Students returning to campus yesterday afternoon were greeted by a choreographed demonstration outside of Old Campus of a protestor in a cage being treated by two others dressed in animal costumes.
Demonstrators at the performance art protest, staged by Direct Action Everywhere (DxE), alleged that Yale research scientists have been violating U.S. Department of Agriculture regulations for testing on animals for years. The group also claimed that Yale laboratories hold over 150,000 animals in captivity. Two protestors appeared dressed in animal costumes and lab coats, as the demonstration centered around the question “What if the tables were turned?”
“Many of these animals have holes drilled into their brains and are exposed to electrocution or potentially fatal drugs as part of laboratory experiments,” DxE said in a press release Friday. “Lab technicians routinely kill primates, sheep, rodents and other animals after the experiments are completed.”
The protest drew a crowd of 10 residents, most of whom were not Yale affiliates. Many drivers blew their horns in solidarity with the protestors, who were situated at the intersection of College Street and Elm Street.
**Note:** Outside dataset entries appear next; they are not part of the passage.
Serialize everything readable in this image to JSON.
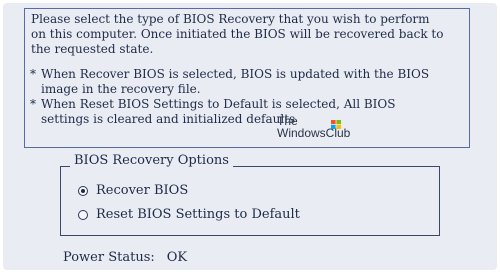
{
  "info": {
    "intro_lines": [
      "Please select the type of BIOS Recovery that you wish to perform",
      "on this computer. Once initiated the BIOS will be recovered back to",
      "the requested state."
    ],
    "bullets": [
      {
        "marker": "*",
        "lines": [
          "When Recover BIOS is selected, BIOS is updated with the BIOS",
          "image in the recovery file."
        ]
      },
      {
        "marker": "*",
        "lines": [
          "When Reset BIOS Settings to Default is selected, All BIOS",
          "settings is cleared and initialized defaults"
        ]
      }
    ]
  },
  "watermark": {
    "line1": "The",
    "line2": "WindowsClub",
    "logo_colors": [
      "#f35325",
      "#81bc06",
      "#05a6f0",
      "#ffba08"
    ]
  },
  "recovery_options": {
    "legend": "BIOS Recovery Options",
    "options": [
      {
        "label": "Recover BIOS",
        "selected": true
      },
      {
        "label": "Reset BIOS Settings to Default",
        "selected": false
      }
    ]
  },
  "status": {
    "label": "Power Status:",
    "value": "OK"
  }
}
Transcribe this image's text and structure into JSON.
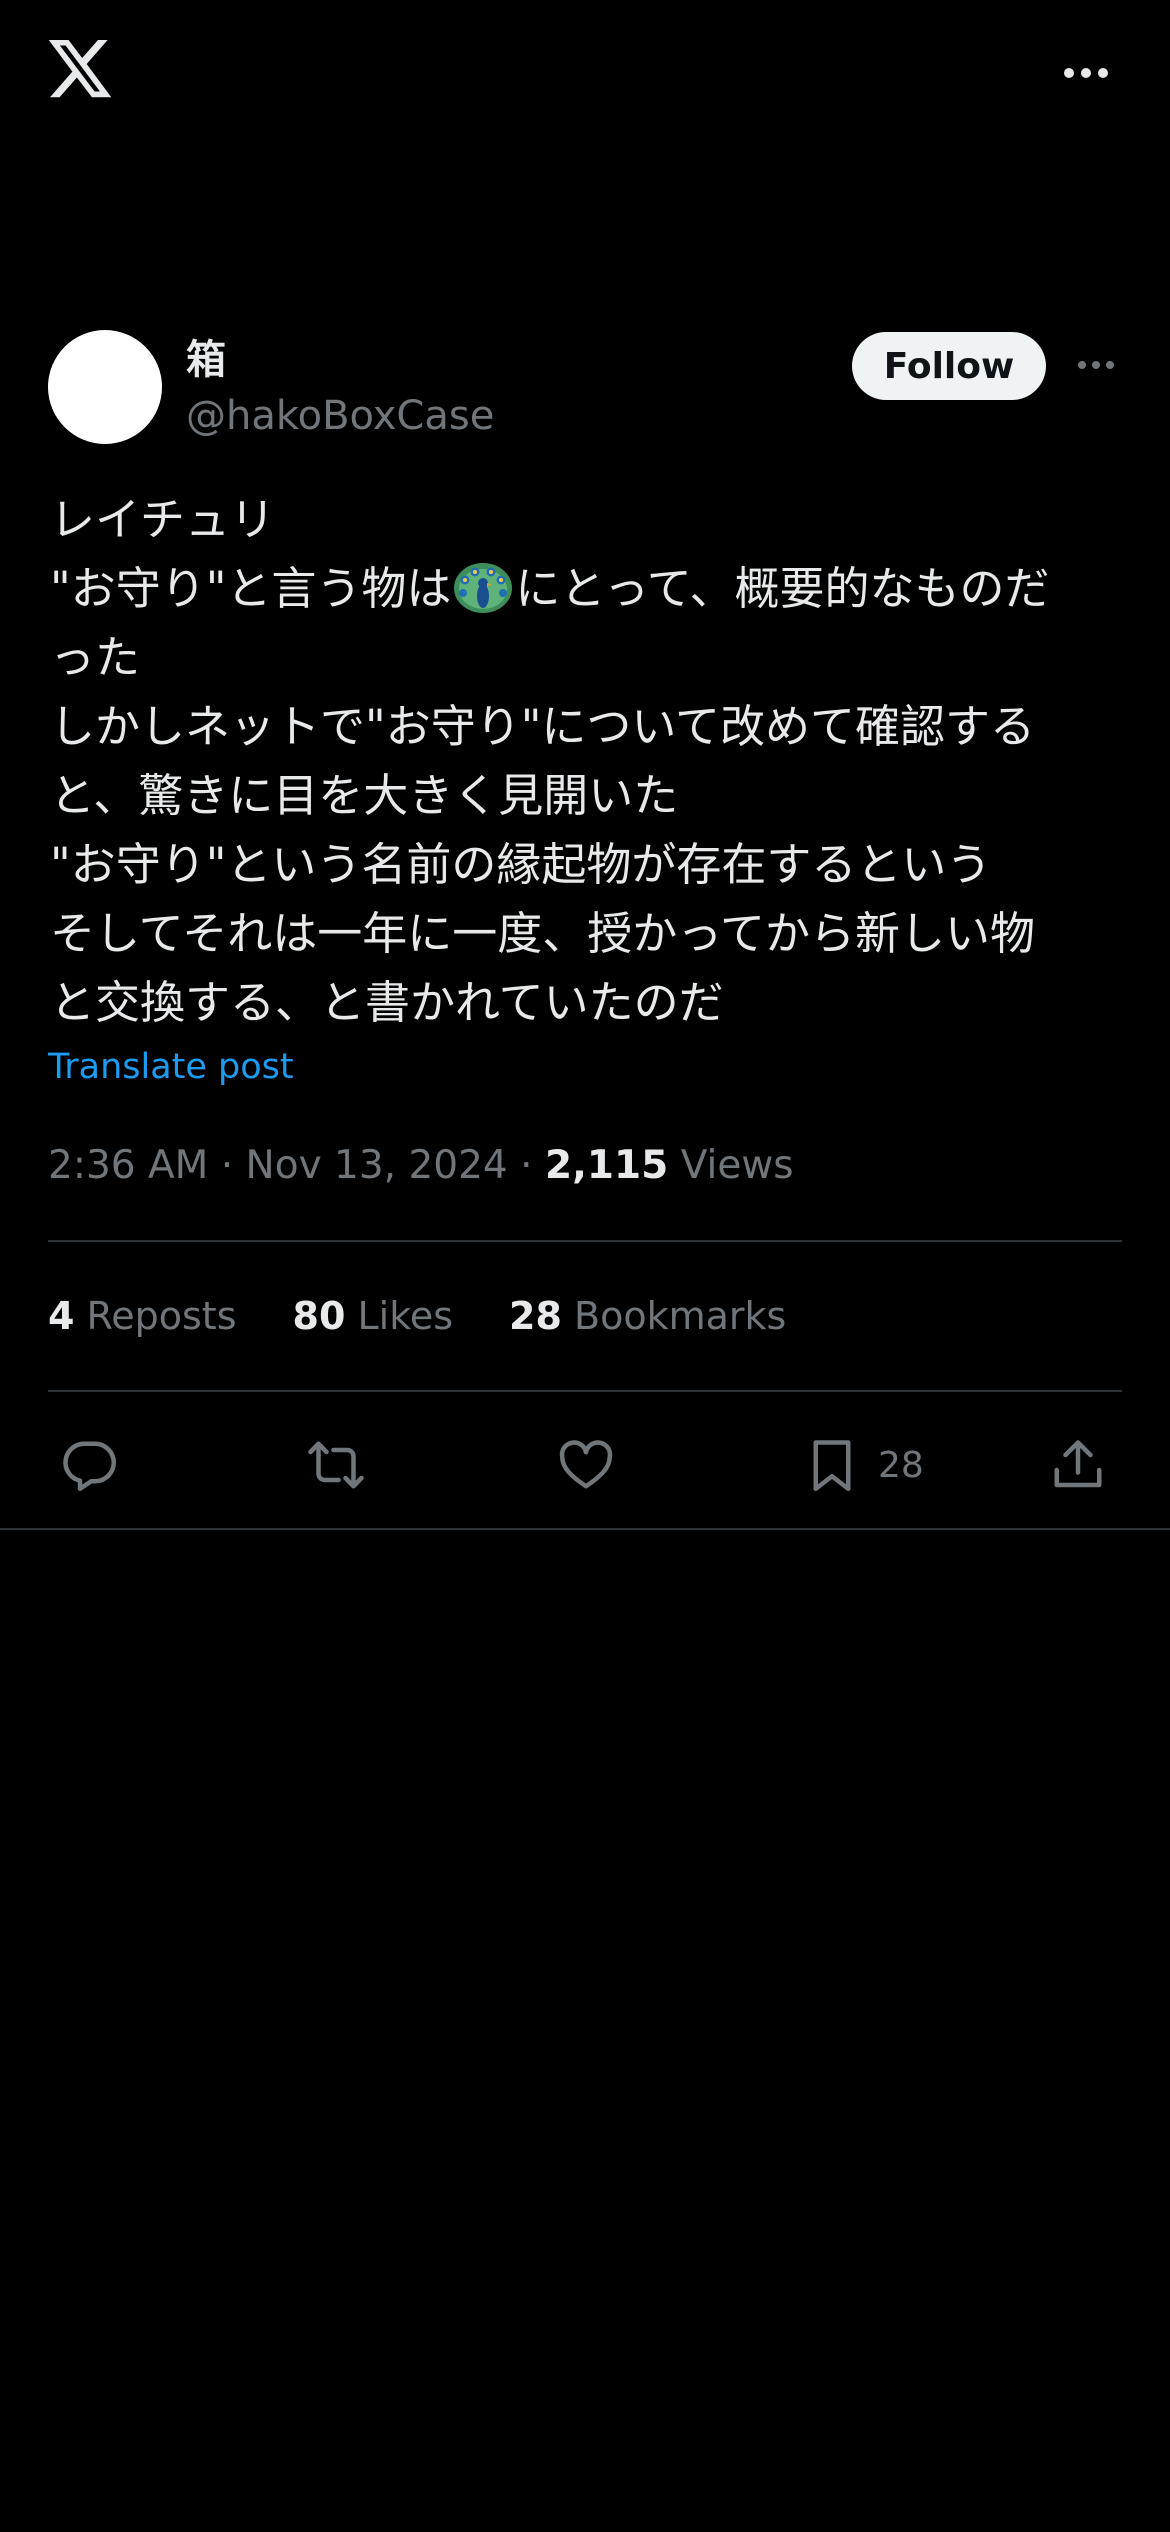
{
  "topbar": {
    "logo_icon": "x-logo-icon",
    "more_icon": "more-horizontal-icon"
  },
  "author": {
    "display_name": "箱",
    "handle": "@hakoBoxCase",
    "follow_label": "Follow",
    "avatar_color": "#ffffff"
  },
  "tweet": {
    "lines": [
      "レイチュリ",
      "\"お守り\"と言う物は",
      "にとって、概要的なものだ",
      "った",
      "しかしネットで\"お守り\"について改めて確認する",
      "と、驚きに目を大きく見開いた",
      "\"お守り\"という名前の縁起物が存在するという",
      "そしてそれは一年に一度、授かってから新しい物",
      "と交換する、と書かれていたのだ"
    ],
    "emoji": "peacock-emoji",
    "translate_label": "Translate post"
  },
  "meta": {
    "time": "2:36 AM",
    "separator": "·",
    "date": "Nov 13, 2024",
    "views_count": "2,115",
    "views_label": "Views"
  },
  "stats": {
    "reposts_count": "4",
    "reposts_label": "Reposts",
    "likes_count": "80",
    "likes_label": "Likes",
    "bookmarks_count": "28",
    "bookmarks_label": "Bookmarks"
  },
  "actions": {
    "reply_icon": "reply-icon",
    "repost_icon": "repost-icon",
    "like_icon": "heart-icon",
    "bookmark_icon": "bookmark-icon",
    "bookmark_count": "28",
    "share_icon": "share-icon"
  },
  "colors": {
    "background": "#000000",
    "text": "#e7e9ea",
    "secondary": "#71767b",
    "link": "#1d9bf0",
    "divider": "#2f3336",
    "follow_bg": "#eff3f4"
  }
}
Bob Davis, acting director of Yale’s Institutional Animal Care and Use Committee, could not be reached for comment over the weekend. However, according to the IACUC website, “animal care is conducted in a cordon with the highest scientific, humane and ethical principles and is in compliance with regulations.”
This is not the first time Yale’s use of animals has come under scrutiny. In 2010, the Connecticut Animal Rights Network staged a similar protest, naming and shaming researchers who had supposedly mistreated animals.
In anticipation of the event in 2010, Yale issued a statement defending the humane use of animals in its research.
“Yale takes seriously its responsibility for the humane care of animals; our laboratories comply with or exceed all federal regulations and independent accreditation standards,” the statement read.
Last March, the animal rights organization Stop Animal Exploitation NOW! filed a complaint against the University. Documents obtained through the Freedom of Information Act, which were released to the public after the SAEN filing, revealed a range of animal welfare violations in the University’s laboratories. In the over 40 violations reported between January 2011 and May 2013, failing to administer post-operation painkillers, or infrequently administering them, as well as forgetting to place a milk source with baby mice, appeared on multiple occasions. SAEN urged the USDA to impose the maximum financial penalty on Yale for three particular animal welfare violations.
“Yale is amongst the worst in the Ivy League in its treatment of animals,” protest leader Zachary Groff ’13 said. He added that the group intends to hold a campaign focused on Yale Dining’s food later this year.
Passer-by Ava Tomasula y Garcia ’17 expressed sympathy for the protestors’ cause.
“Students should be aware of the issue,” Tomasula y Garcia said. “But this should probably be paired with talking with the administration.”
Yale professor Shelly Kagan, who has written extensively about animal rights, noted that regulatory safeguards tend to be morally inadequate.
“Although there are requirements that animals be ‘well-treated’ in terms of their cages and feeding, there is no consideration required at all of the animal suffering involved in the experiments themselves,” the philosophy professor said.
DxE has staged numerous protests across Connecticut. In January, the group held protests at Whole Foods outlets throughout the state alleging Whole Foods commits violence against animals.
The grassroots organization DxE comprises a global network of activists and seeks to challenge speciesism — the idea that humans are entitled to superior moral rights — through creative forms of protest.